White matter lesions may be an early marker for age-related cognitive decline

Neuroimage Clin. 2022;35:103096. doi: 10.1016/j.nicl.2022.103096. Epub 2022 Jun 22.


Background: Research suggests that cerebral small vessel disease (CSVD), amyloid, and pTau contribute to age-related cognitive decline. It remains unknown how these factors relate to one another and how they jointly contribute to cognitive decline in normal aging. This project examines the association between these factors and their relationship to cognitive decline in cognitively unimpaired older adults without subjective cognitive decline.

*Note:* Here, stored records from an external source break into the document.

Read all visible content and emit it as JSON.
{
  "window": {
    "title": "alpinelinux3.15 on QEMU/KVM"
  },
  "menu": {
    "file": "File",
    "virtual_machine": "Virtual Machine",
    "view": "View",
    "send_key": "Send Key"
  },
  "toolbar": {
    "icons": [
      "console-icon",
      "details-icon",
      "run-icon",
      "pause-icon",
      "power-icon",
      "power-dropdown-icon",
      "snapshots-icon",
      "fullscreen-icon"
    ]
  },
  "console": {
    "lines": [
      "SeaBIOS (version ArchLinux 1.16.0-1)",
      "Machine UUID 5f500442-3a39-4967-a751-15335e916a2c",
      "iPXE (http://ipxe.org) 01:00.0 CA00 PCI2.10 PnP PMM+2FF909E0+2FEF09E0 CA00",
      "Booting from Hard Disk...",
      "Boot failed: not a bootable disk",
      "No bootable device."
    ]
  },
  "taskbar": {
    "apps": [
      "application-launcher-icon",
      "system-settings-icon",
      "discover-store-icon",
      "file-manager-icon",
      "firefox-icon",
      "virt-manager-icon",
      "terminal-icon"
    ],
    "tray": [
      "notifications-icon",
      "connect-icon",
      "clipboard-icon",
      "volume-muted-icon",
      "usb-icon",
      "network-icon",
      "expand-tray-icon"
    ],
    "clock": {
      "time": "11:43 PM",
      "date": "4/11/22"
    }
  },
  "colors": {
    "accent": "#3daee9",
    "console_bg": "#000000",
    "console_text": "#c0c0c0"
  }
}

Methods: A total of 230 subjects with cerebrospinal fluid (CSF) Aß42, CSF pTau181, white matter lesions (WMLs) used as a proxy of CSVD, and cognitive scores from the Alzheimer's Disease Neuroimaging Initiative were included. Associations between each factor and cognitive score were investigated using regression models. Furthermore, relationships between the three pathologies were also examined using regression models.

Results: At baseline, there was an inverse association between WML load and Aß42 (t = -4.20, p <.001). There was no association between WML load and pTau (t = 0.32, p = 0.75), nor with Aß42 and pTau (t = 0.51, p =.61). Correcting for age, sex and education, baseline WML load was associated with baseline ADAS-13 scores (t = 2.59, p =.01) and lower follow-up executive functioning (t = -2.84, p =.005). Baseline Aß42 was associated with executive function at baseline (t = 3.58, p<.004) but not at follow-up (t = 1.05, p = 0.30), nor with ADAS-13 at baseline (t = -0.24, p = 0.81) or follow-up (t = 0.09, p = 0.93). Finally, baseline pTau was not associated with any cognitive measure at baseline or follow-up.

Conclusion: Both baseline Aß42 and WML load are associated with some baseline cognition scores, but only baseline WML load is associated with follow-up executive functioning. This finding suggests that WMLs may be one of the earliest clinical manifestations that contributes to future cognitive decline in cognitively healthy older adults. Given that healthy older adults with WMLs exhibit declines in cognitive functioning, they may be less resilient to future pathology increasing their risk for cognitive impairment due to dementia than those without WMLs.

Keywords: Cognitive decline; Cognitively normal older adults; Magnetic resonance imaging; White matter lesions.

Publication types

  • Research Support, N.I.H., Extramural
  • Research Support, U.S. Gov't, Non-P.H.S.
  • Research Support, Non-U.S. Gov't

MeSH terms

  • Aged
  • Alzheimer Disease* / pathology
  • Biomarkers / cerebrospinal fluid
  • Cognition
  • Cognitive Dysfunction* / pathology
  • Humans
  • Magnetic Resonance Imaging
  • Nervous System Diseases* / complications
  • White Matter* / diagnostic imaging
  • White Matter* / pathology


  • Biomarkers